updated 4:08 PM EST, Sat December 13, 2014
The NFL's new Player Conduct Policy was a missed chance to get serious about domestic violence, says Mel Robbins.
updated 12:40 PM EST, Tue December 16, 2014
The slaughter of more than 130 children by the Pakistani Taliban may prove as pivotal to Pakistan's security policy as the 9/11 attacks were for the U.S., says Peter Bergen.
updated 11:00 AM EST, Wed December 17, 2014
The Internet is an online extension of our own neighborhoods. It's time for us to take their protection just as seriously, says Arun Vishwanath.
updated 4:54 PM EST, Tue December 16, 2014
Gayle Lemmon says we must speak out for the right of children to education -- and peace
updated 5:23 AM EST, Wed December 17, 2014
Russia's economic woes just seem to be getting worse. How will President Vladimir Putin respond? Frida Ghitis gives her take.
updated 1:39 AM EST, Wed December 17, 2014
Australia has generally seen itself as detached from the threat of terrorism. The hostage incident this week may change that, writes Max Barry.
updated 3:20 PM EST, Fri December 12, 2014
Thomas Maier says the trove of letters the Kennedy family has tried to guard from public view gives insight into the Kennedy legacy and the history of era.
updated 9:56 AM EST, Mon December 15, 2014
Will Congress reform the CIA? It's probably best not to expect much from Washington. This is not the 1970s, and the chances for substantive reform are not good.
updated 4:01 PM EST, Mon December 15, 2014
From superstorms to droughts, not a week goes by without a major disruption somewhere in the U.S. But with the right planning, natural disasters don't have to be devastating.
updated 9:53 AM EST, Mon December 15, 2014
Would you rather be sexy or smart? Carol Costello says she hates this dumb question.
updated 5:53 PM EST, Sun December 14, 2014
A story about Pope Francis allegedly saying animals can go to heaven went viral late last week. The problem is that it wasn't true. Heidi Schlumpf looks at the discussion.
updated 10:50 AM EST, Sun December 14, 2014
Democratic leaders should wake up to the reality that the party's path to electoral power runs through the streets, where part of the party's base has been marching for months, says Errol Louis
updated 4:23 PM EST, Sat December 13, 2014
David Gergen: John Brennan deserves a national salute for his efforts to put the report about the CIA in perspective
updated 9:26 AM EST, Fri December 12, 2014
Anwar Sanders says that in some ways, cops and protesters are on the same side
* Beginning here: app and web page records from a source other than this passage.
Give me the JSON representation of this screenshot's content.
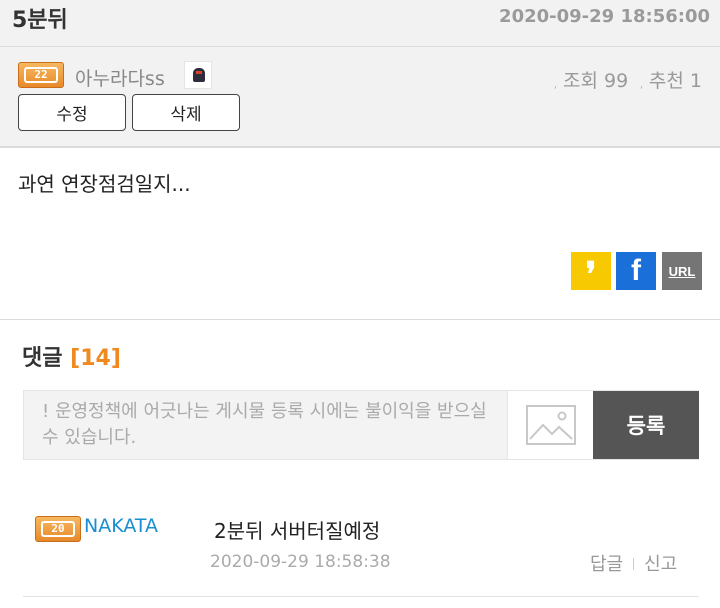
{
  "post": {
    "title": "5분뒤",
    "date": "2020-09-29 18:56:00",
    "author": {
      "level": "22",
      "name": "아누라다ss"
    },
    "stats": {
      "views_label": "조회 99",
      "recommend_label": "추천 1"
    },
    "edit_label": "수정",
    "delete_label": "삭제",
    "body": "과연 연장점검일지..."
  },
  "share": {
    "kakao_glyph": "❜",
    "facebook_glyph": "f",
    "url_label": "URL",
    "colors": {
      "kakao": "#f7c900",
      "facebook": "#1a6fd8",
      "url": "#757575"
    }
  },
  "comments": {
    "title": "댓글",
    "count_label": "[14]",
    "input_placeholder": "! 운영정책에 어긋나는 게시물 등록 시에는 불이익을 받으실 수 있습니다.",
    "image_icon": "image-icon",
    "submit_label": "등록",
    "items": [
      {
        "level": "20",
        "nickname": "NAKATA",
        "text": "2분뒤 서버터질예정",
        "date": "2020-09-29 18:58:38",
        "reply_label": "답글",
        "report_label": "신고"
      }
    ]
  },
  "colors": {
    "accent": "#f08a1e",
    "nickname": "#1a8fd0",
    "badge": "#e8892a"
  }
}
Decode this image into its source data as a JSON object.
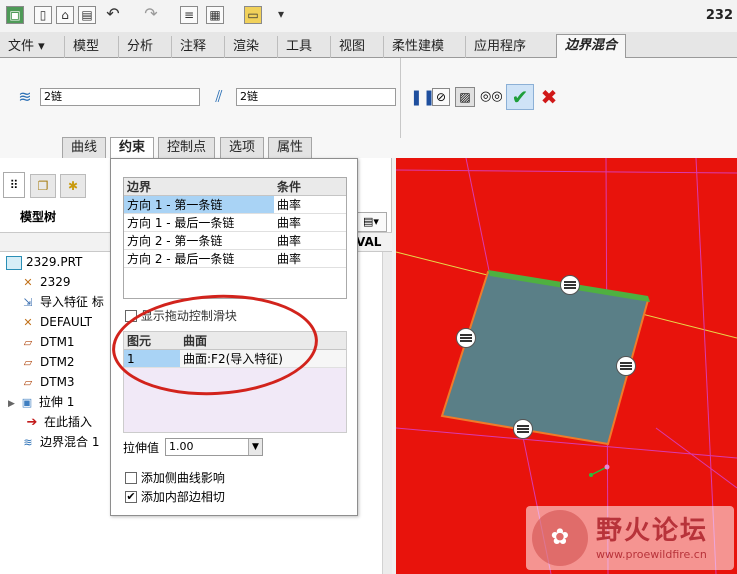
{
  "window": {
    "title_number": "232"
  },
  "ribbon": {
    "tabs": [
      "文件 ▾",
      "模型",
      "分析",
      "注释",
      "渲染",
      "工具",
      "视图",
      "柔性建模",
      "应用程序",
      "边界混合"
    ],
    "active_tab": "边界混合"
  },
  "dashboard": {
    "first_direction_chain": "2链",
    "second_direction_chain": "2链",
    "subtabs": [
      "曲线",
      "约束",
      "控制点",
      "选项",
      "属性"
    ],
    "active_subtab": "约束"
  },
  "model_tree": {
    "header": "模型树",
    "partial_column": "VAL",
    "items": [
      {
        "label": "2329.PRT",
        "icon": "part-icon"
      },
      {
        "label": "2329",
        "icon": "csys-icon"
      },
      {
        "label": "导入特征 标",
        "icon": "import-feature-icon"
      },
      {
        "label": "DEFAULT",
        "icon": "csys-icon"
      },
      {
        "label": "DTM1",
        "icon": "datum-plane-icon"
      },
      {
        "label": "DTM2",
        "icon": "datum-plane-icon"
      },
      {
        "label": "DTM3",
        "icon": "datum-plane-icon"
      },
      {
        "label": "拉伸 1",
        "icon": "extrude-icon"
      },
      {
        "label": "在此插入",
        "icon": "insert-arrow-icon"
      },
      {
        "label": "边界混合 1",
        "icon": "boundary-blend-icon"
      }
    ]
  },
  "constraints": {
    "boundary_header": "边界",
    "condition_header": "条件",
    "rows": [
      {
        "boundary": "方向 1 - 第一条链",
        "condition": "曲率"
      },
      {
        "boundary": "方向 1 - 最后一条链",
        "condition": "曲率"
      },
      {
        "boundary": "方向 2 - 第一条链",
        "condition": "曲率"
      },
      {
        "boundary": "方向 2 - 最后一条链",
        "condition": "曲率"
      }
    ],
    "show_drag_handles_label": "显示拖动控制滑块",
    "element_header": "图元",
    "surface_header": "曲面",
    "element_rows": [
      {
        "element": "1",
        "surface": "曲面:F2(导入特征)"
      }
    ],
    "stretch_label": "拉伸值",
    "stretch_value": "1.00",
    "add_side_curve_label": "添加侧曲线影响",
    "add_inner_edge_label": "添加内部边相切",
    "add_side_curve_checked": false,
    "add_inner_edge_checked": true
  },
  "watermark": {
    "text": "野火论坛",
    "url": "www.proewildfire.cn"
  },
  "colors": {
    "viewport_bg": "#e8130c",
    "surface": "#5a7f87",
    "annotation": "#d2231c",
    "check": "#1e9e3a",
    "cancel": "#d01818"
  }
}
updated 9:39 AM EST, Thu December 11, 2014
A view by Samir Naji, a Yemeni who was accused of serving in Osama bin Laden's security detail and imprisoned for nearly 13 years without charge in Guantanamo Bay
updated 12:38 PM EST, Sun December 14, 2014
S.E. Cupp asks: How much reality do you really want in your escapist TV fare?
updated 1:28 PM EST, Thu December 11, 2014
Rip Rapson says the city's 'Grand Bargain' saved pensions and a world class art collection by pulling varied stakeholders together, setting civic priorities and thinking outside the box
updated 6:10 PM EST, Sat December 13, 2014
Glenn Schwartz says the airing of the company's embarrassing emails might wake us up to the usefulness of talking in-person instead of electronically
updated 5:33 PM EST, Fri December 12, 2014
The computer glitch that disrupted air traffic over the U.K. on Friday was a nuisance, but not dangerous, says Les Abend
updated 12:40 PM EST, Fri December 12, 2014
Newt Gingrich says the CBO didn't provide an accurate picture of Obamacare's impact, so why rehire its boss?
updated 7:40 PM EST, Fri December 12, 2014
Russian aggression has made it clear Ukraine must rethink its security plans, says Olexander Motsyk, Ukrainian ambassador to the U.S.
updated 7:46 PM EST, Thu December 11, 2014
The Senate committee report on torture has highlighted partisan divisions on CIA methods, says Will Marshall. Republicans and Democrats are to blame.
updated 1:33 PM EST, Thu December 11, 2014
It would be dishonest to say that 2014 has been a good year for women. But that hasn't stopped some standing out, says Frida Ghitis.
ADVERTISEMENT
ADVERTISEMENT
ADVERTISEMENT
ADVERTISEMENT